There’s no denying that cycling is a great way to get around the city – it’s healthy, environmentally friendly, and affordable. Cycling traffic has risen almost every year since 2008 – and with more of us choosing to take to two wheels rather than reaching for the car keys, it is unsurprising that Leicester has seen a boom in its cycling culture too.
Bike Lounge Leicester is a social evening founded by local enthusiast David Weight. Focusing on various aspects of cycling, David has created an evening for cyclists in the city and beyond to meet, chat and to, in David’s words, “think about the journey” that cycling offers.
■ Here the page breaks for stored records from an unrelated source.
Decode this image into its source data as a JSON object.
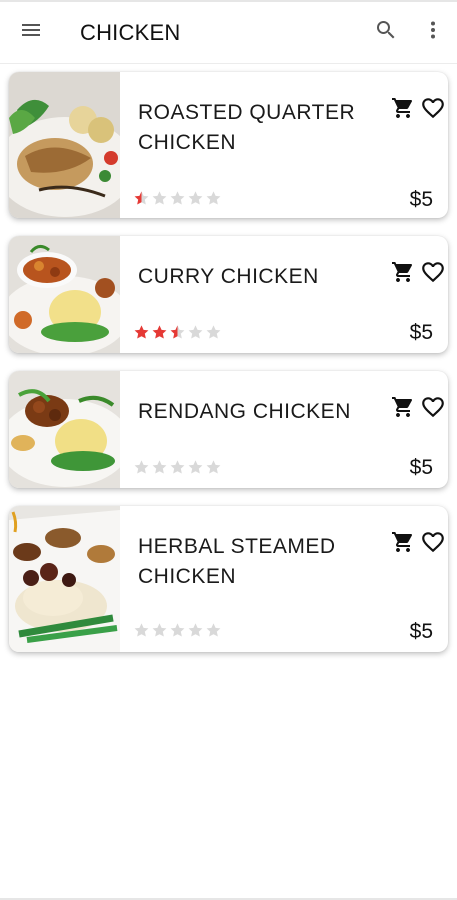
{
  "app_bar": {
    "title": "CHICKEN",
    "menu_icon": "menu-icon",
    "search_icon": "search-icon",
    "more_icon": "more-vert-icon"
  },
  "colors": {
    "star_filled": "#e53935",
    "star_empty": "#d9d9d9",
    "icon": "#111111"
  },
  "items": [
    {
      "name": "ROASTED QUARTER CHICKEN",
      "price": "$5",
      "rating": 0.5
    },
    {
      "name": "CURRY CHICKEN",
      "price": "$5",
      "rating": 2.5
    },
    {
      "name": "RENDANG CHICKEN",
      "price": "$5",
      "rating": 0
    },
    {
      "name": "HERBAL STEAMED CHICKEN",
      "price": "$5",
      "rating": 0
    }
  ]
}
With many different socials and groups around the city encouraging group riding, there is no shortage of ways to get involved in cycling in Leicester. The idea of Bike Lounge is to bring to the city an inclusive event thats suitable for everyone. “There are a lot of cycle clubs, but I think quite a few you’re never quite sure if you’re ‘good enough’ at cycling to join in”, says David.
Bike Lounge, however, is an attempt to bring cycling to a wider audience. “It is about humanising cycling – cycling is a manual thing and something that most people can do”, says David, “It has been a few years now since the success of Bradley Wiggins and since then I think cycling has become more and more popular – especially in Leicester”.
“Bike Lounge isn’t aimed at one kind of cyclist”
The event itself is held at 96 Degrees Coffee, Braunstone Gate and pitches itself as something for everyone with an interest in cycling – no matter their ability, background or lifestyle. “I think the thing with cycling, here especially, is that there is no set way of being. You get a real variety of people, and the Bike Lounge isn’t aimed at one kind of cyclist”.
Each month a different speaker comes to Leicester to share their love of cycling to an audience who then get the chance to ask questions and discuss what they’ve heard. It’s friendly, informal, and speakers encompass a wide variety of cycling topics. “We started it in town originally, and I wanted to really develop the idea”, says David. “Guests come and talk about cycling from a health point of view, from a ride point of view, or from any angle really”.
“We had the guys from Julie’s Cycles come and talk about the history of the shop. They had loads of photographs of the old velodrome off Saffron Lane and it was really cool. I got a lot more interested in the idea of it being about the journey, people come and they talk about the rides they’ve been on.”
David has also drawn on influences from elsewhere to develop the event. “About three or four years ago I was working with some friends in Birmingham and they were making a film called Bicycle, they asked me to get involved doing the design work for it. We were talking and said it would be interesting to look at different aspects of cycling. We said, ‘what about doing an evening where people can get together who are cyclists? And it’s open to everyone.’ As we worked on the film, we started putting Bike Lounge on in Birmingham. We’d have different stuff each month and because we were making the film, we were able to get some guests who were in the film to come and speak. For example, Gary Fisher who invented the mountain bike. After a while I just thought, it would be really nice to do something like this in Leicester, too.”
Another big influence has been a magazine from Bristol called Bone Shaker. This independently published magazine is made by a group of people who are part of the Bristol Bike Project. “Bone Shaker epitomises what interests me about cycling”, says David, “There are loads of cycling magazines but they’re crammed full of advertising and editorials. This is about the story.”
“A high point of doing Bike Lounge for me was getting Mike, the editor of Bone Shaker to come up and talk recently about cycling. He really blew everybody away. We’ve also had Jack MacDonald who works for Bone Shaker, who came and talked about cycling and philosophy.”
Whatever your connection with cycling, Bike Lounge is for you. Cycling is something that unites people from all different backgrounds, in the same way that our city as a whole does. David remembers how, in the Hare and Hounds pub in Birmingham a group of elderly ladies used to come in wearing high-vis and they’d sit at a table together and have a drink. “I asked them once how they knew each other and they lived close to each other and decided to get together once a month for a cycle and a drink”, says David.
So, If you want to get together once a month for a cycle and a drink, join the next Bike Lounge at 96 Degrees Cafe on 17th November at 7pm or find them on Facebook at facebook.com/bikeloungeleicester/